The chart also suggests the hat should be 8 1/2 inches deep. On this particular hat, you could go shorter than that because the scarf serves as earflaps (the teen sized hat is only 7 1/2 inches, for example).
Now that you have your measurements, you should knit a gauge swatch to see how many stitches per inch you're getting with your chosen yarn and needles. Because you're basically rewriting the pattern, you can choose a yarn that gives you a different gauge and then adjust your math accordingly.
For the sake of ease, though, let's assume you have five stitches in 1 inch, just like the pattern suggests. If you want to knit a hat that's 19 inches around, you will cast on 5 stitches per inch times 19 inches, for a total of 95 stitches.
Does that number work for the rest of the pattern? Given that this hat is made of garter and stockinette stitches, it does. That's because neither of those stitch patterns relies on a certain multiple of stitches.
The number also works with how the decreases are written. Decreases on the original pattern start with a knit three, knit two together round, which requires multiples of five to come out evenly. Since 95 divides evenly by five, this pattern will work with no changes other than to the number of stitches cast on and the length of the hat. You might have to add or subtract a couple of stitches to make a different pattern work.
Working in the other direction uses pretty much the same method. This time look at the seed stitch baby hat and assume you want to knit it for a one-year-old child.
Going back to the sizing chart, the circumference of a toddler's head can range from 18 to 20 inches. The finished hat can be 17 inches to allow it to stretch to fit. The chart also suggests 8 inches for the length.
You would knit a gauge swatch. Using the example of five stitches per inch, you would multiply five stitches per inch by 17 inches to get 85 stitches needed.
For both the ribbing and the seed stitch used in this pattern, we need a number of stitches that divides by two, which 85 does not. You can either go up or down a stitch, though, and you'll be fine. Try 84 stitches.

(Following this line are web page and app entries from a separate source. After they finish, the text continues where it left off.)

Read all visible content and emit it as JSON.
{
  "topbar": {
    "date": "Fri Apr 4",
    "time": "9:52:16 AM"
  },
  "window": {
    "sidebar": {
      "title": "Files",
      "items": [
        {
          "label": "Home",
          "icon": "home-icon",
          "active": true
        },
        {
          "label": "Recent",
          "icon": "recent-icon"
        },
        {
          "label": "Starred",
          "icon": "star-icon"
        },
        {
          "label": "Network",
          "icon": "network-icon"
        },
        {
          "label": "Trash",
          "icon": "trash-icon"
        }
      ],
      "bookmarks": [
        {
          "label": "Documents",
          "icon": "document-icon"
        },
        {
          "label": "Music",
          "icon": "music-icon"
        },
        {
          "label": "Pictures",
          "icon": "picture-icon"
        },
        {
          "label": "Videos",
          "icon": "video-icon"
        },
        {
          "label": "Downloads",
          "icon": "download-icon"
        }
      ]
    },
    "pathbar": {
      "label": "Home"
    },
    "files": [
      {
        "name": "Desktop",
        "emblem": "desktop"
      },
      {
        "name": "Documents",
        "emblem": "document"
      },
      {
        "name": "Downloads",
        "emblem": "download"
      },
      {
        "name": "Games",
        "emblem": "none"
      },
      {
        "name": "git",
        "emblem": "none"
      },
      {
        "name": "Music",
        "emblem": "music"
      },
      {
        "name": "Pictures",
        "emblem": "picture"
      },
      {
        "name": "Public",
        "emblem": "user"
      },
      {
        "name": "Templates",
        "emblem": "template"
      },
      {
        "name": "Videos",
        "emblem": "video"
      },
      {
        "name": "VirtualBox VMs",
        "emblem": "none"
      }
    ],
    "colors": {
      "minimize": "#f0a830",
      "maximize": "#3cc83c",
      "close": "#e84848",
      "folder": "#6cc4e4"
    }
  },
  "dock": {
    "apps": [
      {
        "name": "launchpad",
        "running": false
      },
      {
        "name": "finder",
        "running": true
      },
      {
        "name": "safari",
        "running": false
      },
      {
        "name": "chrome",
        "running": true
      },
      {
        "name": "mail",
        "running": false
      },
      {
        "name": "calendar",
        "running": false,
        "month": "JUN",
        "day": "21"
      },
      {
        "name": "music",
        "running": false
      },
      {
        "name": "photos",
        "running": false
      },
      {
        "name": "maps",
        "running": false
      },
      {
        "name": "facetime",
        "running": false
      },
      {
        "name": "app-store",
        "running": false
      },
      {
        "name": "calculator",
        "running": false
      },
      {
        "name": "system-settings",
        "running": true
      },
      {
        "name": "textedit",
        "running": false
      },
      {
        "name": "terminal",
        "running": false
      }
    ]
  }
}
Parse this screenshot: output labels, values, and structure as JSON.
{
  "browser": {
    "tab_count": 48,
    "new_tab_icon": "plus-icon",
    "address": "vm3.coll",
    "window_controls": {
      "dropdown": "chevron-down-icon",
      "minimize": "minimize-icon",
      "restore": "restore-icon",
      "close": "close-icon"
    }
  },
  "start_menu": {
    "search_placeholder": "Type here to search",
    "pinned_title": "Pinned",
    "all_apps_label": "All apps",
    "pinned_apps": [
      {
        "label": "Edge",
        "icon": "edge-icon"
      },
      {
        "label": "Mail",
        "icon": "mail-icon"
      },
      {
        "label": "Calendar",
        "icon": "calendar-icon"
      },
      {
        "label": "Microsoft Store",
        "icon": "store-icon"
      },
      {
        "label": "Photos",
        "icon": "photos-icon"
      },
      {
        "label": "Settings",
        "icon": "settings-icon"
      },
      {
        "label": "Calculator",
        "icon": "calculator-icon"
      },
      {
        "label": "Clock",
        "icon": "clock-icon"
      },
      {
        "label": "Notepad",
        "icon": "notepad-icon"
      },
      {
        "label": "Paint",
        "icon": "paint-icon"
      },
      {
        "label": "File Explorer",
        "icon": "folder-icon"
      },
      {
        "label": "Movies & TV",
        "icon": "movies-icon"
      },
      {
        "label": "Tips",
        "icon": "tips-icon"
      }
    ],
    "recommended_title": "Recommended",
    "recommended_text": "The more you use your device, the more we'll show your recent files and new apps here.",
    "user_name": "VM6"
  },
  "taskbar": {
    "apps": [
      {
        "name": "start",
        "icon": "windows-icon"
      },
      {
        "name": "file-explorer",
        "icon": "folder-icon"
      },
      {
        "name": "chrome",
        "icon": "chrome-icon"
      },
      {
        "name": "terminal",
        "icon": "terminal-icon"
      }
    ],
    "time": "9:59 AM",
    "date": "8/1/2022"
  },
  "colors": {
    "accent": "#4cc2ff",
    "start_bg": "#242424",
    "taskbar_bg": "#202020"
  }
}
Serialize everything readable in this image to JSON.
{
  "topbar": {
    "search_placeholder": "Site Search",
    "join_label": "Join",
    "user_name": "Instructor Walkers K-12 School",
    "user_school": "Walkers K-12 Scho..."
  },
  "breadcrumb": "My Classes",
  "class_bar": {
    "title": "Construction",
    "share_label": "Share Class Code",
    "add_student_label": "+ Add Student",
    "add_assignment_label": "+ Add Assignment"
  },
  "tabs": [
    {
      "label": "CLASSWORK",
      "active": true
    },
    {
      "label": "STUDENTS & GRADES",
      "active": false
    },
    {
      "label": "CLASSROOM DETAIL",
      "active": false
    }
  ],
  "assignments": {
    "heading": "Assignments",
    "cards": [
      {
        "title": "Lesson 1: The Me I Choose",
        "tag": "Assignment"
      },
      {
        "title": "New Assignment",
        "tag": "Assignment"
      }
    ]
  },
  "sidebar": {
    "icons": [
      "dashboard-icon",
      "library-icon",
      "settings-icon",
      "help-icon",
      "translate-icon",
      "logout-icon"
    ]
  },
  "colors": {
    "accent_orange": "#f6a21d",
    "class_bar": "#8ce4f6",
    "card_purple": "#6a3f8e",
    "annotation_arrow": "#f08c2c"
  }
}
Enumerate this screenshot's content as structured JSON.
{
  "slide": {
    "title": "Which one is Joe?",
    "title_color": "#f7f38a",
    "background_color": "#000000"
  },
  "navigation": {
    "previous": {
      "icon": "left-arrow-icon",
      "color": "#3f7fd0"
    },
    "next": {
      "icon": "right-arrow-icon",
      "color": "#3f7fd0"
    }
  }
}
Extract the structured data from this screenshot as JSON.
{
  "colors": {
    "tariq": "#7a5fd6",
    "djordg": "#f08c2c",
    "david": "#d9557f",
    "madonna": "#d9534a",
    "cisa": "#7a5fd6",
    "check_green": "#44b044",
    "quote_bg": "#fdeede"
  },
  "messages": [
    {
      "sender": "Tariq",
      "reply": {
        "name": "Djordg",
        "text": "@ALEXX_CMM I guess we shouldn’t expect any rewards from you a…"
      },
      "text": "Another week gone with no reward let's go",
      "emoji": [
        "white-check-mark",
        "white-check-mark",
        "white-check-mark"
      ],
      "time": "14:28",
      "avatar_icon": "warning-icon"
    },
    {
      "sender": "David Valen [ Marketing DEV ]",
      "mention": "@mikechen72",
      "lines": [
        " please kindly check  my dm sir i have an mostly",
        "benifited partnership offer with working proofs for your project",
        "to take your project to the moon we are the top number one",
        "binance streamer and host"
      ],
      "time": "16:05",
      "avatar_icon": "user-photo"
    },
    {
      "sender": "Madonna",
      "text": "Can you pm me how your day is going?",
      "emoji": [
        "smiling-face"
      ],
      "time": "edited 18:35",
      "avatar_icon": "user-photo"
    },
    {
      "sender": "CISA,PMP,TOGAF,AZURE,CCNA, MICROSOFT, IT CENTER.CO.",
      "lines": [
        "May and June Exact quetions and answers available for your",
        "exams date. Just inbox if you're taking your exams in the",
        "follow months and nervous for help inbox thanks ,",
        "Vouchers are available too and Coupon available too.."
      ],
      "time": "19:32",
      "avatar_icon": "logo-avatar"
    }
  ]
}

Looking at the shaping, in the first round the decreases show a wide variety of decreasing options. You might want to get out your calculator and see what 84 divides evenly into. The answer is four, so the easiest thing to do would be to skip that first round of decreases and start with a round of work two, work two together (which takes up four stitches each time). It won't make a huge difference in the finished hat.